Each line of the records containing "handle" is to be copied out and returned.

[App and web page records]
# # # # #
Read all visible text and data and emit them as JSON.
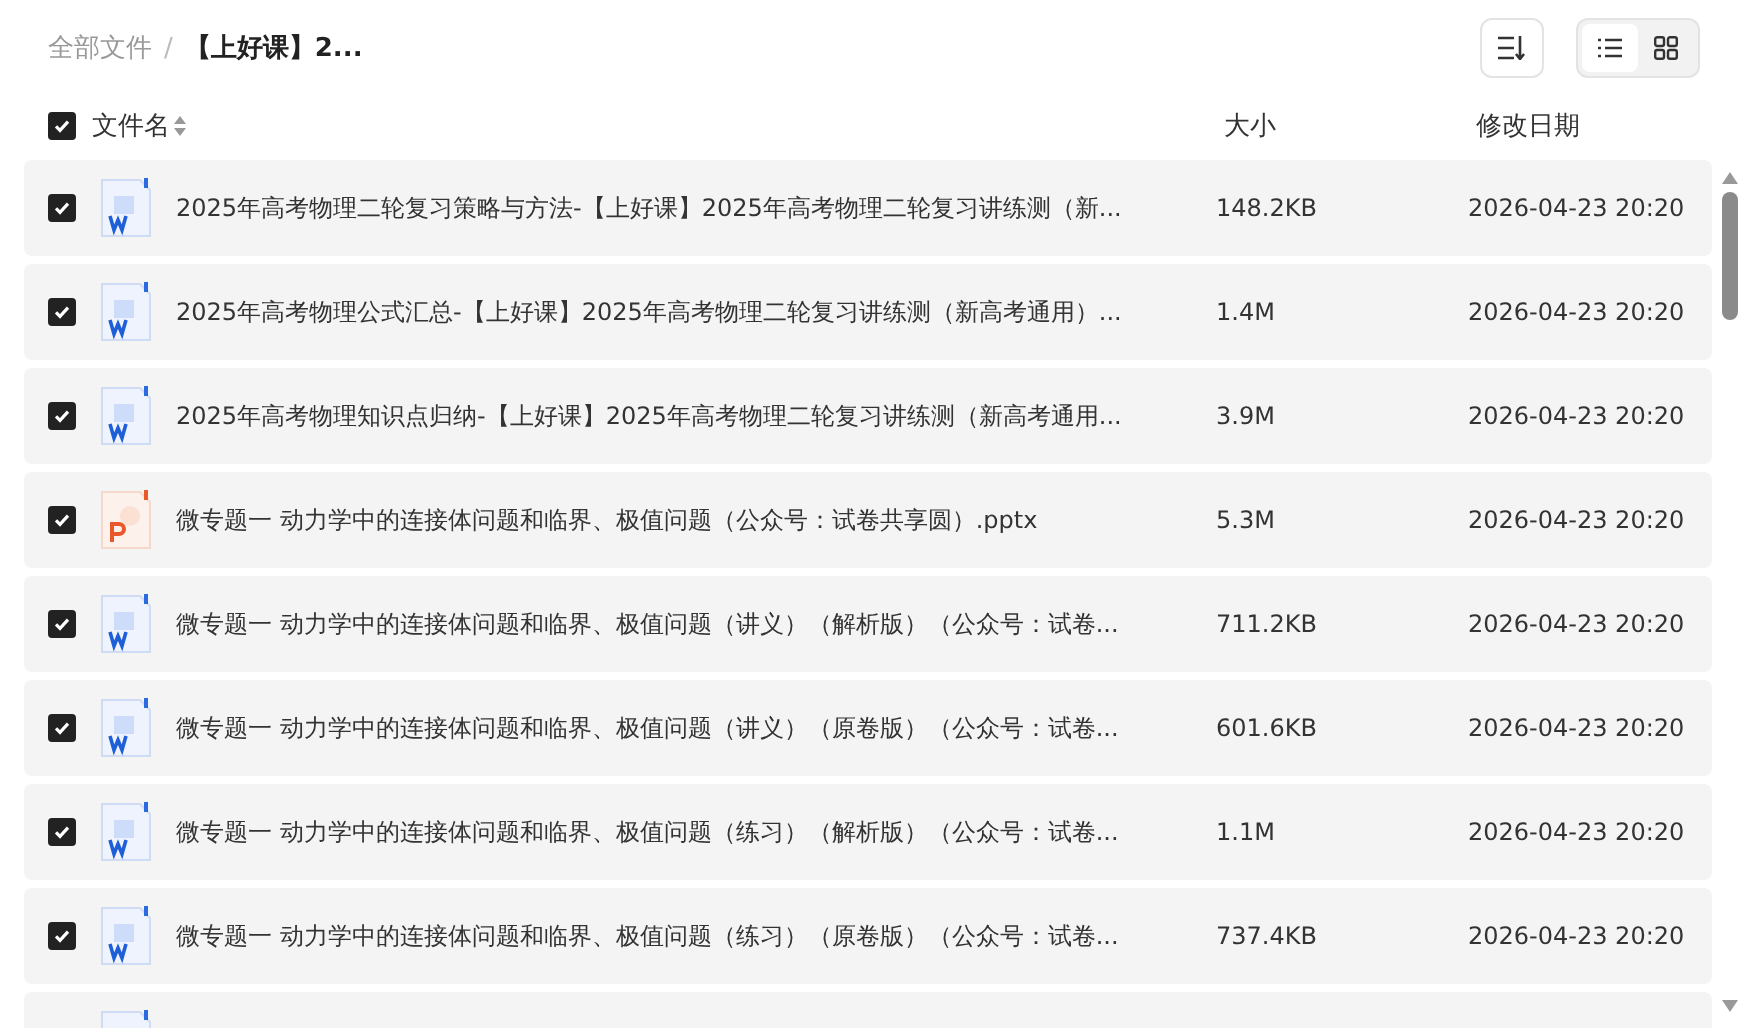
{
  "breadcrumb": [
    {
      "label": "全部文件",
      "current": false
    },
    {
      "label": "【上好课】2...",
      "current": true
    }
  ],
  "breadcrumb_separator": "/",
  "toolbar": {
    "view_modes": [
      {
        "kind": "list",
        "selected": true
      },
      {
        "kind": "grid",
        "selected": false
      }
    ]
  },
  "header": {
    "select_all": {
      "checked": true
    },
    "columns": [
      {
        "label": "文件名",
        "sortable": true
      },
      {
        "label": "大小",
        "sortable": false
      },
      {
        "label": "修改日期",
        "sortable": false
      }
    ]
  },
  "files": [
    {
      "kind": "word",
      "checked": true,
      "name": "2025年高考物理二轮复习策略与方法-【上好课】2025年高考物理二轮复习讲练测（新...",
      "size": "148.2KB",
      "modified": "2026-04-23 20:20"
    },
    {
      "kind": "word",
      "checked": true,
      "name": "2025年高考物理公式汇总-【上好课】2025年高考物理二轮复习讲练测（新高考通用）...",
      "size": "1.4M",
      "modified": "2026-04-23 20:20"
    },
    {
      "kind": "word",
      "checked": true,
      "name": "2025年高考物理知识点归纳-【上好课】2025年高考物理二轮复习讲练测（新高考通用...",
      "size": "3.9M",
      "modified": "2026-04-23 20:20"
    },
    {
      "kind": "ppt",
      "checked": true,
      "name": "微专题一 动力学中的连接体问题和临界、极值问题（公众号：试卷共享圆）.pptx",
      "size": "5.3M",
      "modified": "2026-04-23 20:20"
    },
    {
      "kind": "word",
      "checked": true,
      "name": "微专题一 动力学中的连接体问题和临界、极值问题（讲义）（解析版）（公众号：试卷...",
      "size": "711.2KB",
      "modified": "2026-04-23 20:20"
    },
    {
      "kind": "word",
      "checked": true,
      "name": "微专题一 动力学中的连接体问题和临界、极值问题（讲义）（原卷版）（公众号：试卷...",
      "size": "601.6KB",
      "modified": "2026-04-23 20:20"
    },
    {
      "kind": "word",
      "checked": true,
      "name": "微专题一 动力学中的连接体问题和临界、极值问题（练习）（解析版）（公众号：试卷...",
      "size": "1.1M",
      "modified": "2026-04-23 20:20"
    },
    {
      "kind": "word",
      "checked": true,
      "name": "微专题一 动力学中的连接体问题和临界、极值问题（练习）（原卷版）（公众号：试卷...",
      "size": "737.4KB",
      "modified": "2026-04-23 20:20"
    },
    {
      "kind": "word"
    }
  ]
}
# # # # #
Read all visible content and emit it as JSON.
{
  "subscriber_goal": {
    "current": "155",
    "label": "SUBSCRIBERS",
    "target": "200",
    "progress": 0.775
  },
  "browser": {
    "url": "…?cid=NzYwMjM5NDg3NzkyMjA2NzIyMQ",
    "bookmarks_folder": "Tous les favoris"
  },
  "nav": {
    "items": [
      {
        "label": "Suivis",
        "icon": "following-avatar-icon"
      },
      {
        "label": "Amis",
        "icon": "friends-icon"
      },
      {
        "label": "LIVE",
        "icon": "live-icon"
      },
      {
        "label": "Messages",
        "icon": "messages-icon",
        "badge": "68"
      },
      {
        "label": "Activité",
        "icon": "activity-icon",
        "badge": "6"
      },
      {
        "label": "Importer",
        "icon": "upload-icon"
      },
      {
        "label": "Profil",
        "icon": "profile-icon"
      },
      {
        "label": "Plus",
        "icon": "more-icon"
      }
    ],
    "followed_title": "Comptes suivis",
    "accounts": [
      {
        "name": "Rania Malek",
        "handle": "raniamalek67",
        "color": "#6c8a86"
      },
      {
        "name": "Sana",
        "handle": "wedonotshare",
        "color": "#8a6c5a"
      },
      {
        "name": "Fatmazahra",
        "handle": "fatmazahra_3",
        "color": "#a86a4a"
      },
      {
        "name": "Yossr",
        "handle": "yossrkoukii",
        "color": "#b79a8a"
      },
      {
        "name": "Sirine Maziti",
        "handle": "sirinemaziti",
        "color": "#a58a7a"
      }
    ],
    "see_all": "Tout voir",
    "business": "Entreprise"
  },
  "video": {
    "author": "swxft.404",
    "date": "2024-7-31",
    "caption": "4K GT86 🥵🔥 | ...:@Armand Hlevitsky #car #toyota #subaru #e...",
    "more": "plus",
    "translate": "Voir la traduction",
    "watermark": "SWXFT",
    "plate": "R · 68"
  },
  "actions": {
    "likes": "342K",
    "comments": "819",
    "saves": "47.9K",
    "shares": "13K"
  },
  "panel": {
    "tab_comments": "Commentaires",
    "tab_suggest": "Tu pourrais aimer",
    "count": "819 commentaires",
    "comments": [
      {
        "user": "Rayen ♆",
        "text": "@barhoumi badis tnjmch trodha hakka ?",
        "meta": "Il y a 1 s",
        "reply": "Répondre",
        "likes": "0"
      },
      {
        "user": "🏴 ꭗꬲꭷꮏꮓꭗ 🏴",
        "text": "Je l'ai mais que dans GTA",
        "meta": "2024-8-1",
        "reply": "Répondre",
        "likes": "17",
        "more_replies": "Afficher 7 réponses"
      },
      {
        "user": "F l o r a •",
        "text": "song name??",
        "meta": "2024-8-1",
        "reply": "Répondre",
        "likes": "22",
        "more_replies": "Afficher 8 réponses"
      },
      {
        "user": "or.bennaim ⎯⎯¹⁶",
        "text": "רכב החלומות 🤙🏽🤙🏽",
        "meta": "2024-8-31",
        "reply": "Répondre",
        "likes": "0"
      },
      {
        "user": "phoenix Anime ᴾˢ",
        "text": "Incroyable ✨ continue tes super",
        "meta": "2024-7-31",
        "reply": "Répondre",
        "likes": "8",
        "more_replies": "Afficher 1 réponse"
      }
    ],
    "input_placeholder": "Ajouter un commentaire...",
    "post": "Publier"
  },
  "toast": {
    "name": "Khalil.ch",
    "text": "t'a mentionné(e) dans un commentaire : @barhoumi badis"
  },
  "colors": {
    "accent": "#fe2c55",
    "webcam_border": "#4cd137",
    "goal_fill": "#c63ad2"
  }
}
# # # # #
* _The completed task_:
        "handle": "raniamalek67",
        "handle": "wedonotshare",
        "handle": "fatmazahra_3",
        "handle": "yossrkoukii",
        "handle": "sirinemaziti",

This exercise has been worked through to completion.